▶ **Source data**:
# # #

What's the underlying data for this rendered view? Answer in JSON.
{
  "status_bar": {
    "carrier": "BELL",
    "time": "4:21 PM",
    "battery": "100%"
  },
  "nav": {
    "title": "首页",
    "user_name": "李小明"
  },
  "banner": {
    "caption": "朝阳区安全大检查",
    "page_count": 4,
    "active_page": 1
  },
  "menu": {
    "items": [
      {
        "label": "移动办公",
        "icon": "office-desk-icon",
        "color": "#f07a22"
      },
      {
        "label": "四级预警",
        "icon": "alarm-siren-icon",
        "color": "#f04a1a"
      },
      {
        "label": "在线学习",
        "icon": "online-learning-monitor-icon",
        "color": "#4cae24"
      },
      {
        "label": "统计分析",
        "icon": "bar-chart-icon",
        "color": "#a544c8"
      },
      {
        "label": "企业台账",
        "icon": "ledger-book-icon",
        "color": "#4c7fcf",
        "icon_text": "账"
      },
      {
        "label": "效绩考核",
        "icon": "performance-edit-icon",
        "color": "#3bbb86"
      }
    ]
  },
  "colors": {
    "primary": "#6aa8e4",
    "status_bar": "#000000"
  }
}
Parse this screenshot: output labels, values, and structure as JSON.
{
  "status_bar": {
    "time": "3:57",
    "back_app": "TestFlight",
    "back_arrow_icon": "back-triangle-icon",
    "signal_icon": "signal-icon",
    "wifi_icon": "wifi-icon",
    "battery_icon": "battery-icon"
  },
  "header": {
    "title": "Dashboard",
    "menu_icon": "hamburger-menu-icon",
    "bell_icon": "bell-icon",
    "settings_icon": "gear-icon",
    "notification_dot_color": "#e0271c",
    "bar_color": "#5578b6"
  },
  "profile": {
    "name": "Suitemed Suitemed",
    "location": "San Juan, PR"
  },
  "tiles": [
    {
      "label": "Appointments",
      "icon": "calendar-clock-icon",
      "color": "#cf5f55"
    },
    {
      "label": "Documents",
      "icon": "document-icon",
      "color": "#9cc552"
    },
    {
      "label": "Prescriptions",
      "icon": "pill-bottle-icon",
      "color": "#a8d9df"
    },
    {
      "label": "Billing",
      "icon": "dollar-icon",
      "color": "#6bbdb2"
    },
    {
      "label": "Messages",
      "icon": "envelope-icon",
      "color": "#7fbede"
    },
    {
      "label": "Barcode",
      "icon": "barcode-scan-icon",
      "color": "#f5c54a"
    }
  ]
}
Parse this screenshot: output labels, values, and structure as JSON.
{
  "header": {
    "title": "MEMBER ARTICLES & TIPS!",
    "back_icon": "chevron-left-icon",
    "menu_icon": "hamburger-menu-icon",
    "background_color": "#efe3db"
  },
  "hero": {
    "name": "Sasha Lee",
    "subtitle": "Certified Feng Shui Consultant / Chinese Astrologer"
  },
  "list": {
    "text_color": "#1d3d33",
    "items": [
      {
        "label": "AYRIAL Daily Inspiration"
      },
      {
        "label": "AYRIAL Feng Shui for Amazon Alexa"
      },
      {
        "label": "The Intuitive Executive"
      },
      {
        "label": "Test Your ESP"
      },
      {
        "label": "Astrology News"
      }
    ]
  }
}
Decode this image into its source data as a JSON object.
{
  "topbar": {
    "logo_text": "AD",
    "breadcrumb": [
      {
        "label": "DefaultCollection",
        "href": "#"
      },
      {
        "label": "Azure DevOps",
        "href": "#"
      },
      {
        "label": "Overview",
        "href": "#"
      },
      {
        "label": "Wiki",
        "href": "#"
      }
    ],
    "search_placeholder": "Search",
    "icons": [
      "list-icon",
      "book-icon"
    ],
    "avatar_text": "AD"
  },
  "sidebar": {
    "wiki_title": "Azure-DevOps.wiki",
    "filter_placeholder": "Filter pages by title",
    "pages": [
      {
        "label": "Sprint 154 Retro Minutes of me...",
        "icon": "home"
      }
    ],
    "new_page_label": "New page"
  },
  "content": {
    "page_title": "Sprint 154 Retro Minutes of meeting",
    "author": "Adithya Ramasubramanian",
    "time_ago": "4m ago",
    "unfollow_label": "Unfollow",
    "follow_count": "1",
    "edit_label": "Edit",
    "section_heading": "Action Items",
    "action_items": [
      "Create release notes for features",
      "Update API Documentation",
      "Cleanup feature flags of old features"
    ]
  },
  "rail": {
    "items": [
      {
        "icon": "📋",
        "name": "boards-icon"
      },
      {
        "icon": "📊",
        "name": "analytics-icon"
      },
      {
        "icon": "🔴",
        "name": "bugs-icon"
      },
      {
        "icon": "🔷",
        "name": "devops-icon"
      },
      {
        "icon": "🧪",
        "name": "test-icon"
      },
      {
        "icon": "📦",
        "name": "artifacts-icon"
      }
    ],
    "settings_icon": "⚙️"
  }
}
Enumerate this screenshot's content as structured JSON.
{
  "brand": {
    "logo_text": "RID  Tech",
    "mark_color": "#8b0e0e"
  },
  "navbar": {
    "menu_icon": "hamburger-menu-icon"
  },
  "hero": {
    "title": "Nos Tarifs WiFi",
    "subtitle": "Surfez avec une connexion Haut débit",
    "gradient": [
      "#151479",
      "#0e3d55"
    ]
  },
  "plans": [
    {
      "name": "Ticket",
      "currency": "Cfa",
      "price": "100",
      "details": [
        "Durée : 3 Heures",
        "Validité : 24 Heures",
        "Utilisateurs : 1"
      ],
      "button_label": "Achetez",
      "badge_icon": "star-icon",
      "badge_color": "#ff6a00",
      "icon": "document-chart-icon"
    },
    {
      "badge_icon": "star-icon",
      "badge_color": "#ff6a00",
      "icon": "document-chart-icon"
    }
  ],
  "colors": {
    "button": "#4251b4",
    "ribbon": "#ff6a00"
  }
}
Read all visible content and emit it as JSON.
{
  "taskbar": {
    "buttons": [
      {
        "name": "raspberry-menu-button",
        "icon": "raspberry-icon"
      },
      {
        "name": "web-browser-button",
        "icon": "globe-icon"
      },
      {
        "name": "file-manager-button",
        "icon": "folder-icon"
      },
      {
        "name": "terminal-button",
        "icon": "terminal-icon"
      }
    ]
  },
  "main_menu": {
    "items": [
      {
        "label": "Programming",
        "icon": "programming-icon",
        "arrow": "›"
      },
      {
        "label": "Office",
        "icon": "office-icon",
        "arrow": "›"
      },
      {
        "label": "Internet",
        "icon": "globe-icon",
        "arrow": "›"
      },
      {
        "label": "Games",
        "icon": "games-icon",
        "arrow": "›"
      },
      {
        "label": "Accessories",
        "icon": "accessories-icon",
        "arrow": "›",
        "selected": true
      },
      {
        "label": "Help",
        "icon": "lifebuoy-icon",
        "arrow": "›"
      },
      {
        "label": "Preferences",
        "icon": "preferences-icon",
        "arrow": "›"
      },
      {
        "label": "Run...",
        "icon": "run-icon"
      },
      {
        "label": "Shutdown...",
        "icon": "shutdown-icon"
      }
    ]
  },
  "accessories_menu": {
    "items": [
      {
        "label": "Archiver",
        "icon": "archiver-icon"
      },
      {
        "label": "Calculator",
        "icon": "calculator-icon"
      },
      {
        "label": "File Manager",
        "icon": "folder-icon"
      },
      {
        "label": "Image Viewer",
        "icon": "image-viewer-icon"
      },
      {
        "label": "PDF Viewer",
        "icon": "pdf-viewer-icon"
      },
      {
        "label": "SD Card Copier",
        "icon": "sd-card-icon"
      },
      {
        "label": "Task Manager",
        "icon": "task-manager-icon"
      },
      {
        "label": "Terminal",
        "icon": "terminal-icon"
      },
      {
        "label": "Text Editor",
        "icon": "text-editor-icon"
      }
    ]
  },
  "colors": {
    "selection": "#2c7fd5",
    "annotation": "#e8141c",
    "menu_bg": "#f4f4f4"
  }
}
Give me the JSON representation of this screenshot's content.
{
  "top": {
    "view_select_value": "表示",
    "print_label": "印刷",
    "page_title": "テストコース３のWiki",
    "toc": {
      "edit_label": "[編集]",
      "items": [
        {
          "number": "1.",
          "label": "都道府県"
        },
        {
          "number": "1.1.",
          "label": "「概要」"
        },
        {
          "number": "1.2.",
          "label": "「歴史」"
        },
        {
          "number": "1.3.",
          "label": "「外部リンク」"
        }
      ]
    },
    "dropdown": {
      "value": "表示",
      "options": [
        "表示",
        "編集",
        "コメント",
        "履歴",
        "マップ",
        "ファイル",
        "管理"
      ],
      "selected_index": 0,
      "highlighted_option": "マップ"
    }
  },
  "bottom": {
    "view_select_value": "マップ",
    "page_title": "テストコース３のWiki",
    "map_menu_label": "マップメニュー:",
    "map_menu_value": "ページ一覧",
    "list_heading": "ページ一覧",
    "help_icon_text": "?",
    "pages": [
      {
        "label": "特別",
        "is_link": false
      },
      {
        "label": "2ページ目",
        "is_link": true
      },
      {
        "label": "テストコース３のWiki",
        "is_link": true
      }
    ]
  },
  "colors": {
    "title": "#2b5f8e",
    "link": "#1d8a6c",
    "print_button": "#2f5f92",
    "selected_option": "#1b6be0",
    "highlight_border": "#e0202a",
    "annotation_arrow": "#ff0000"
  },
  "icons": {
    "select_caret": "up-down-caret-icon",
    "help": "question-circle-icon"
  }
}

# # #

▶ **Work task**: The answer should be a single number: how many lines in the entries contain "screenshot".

▶ **Output**: 4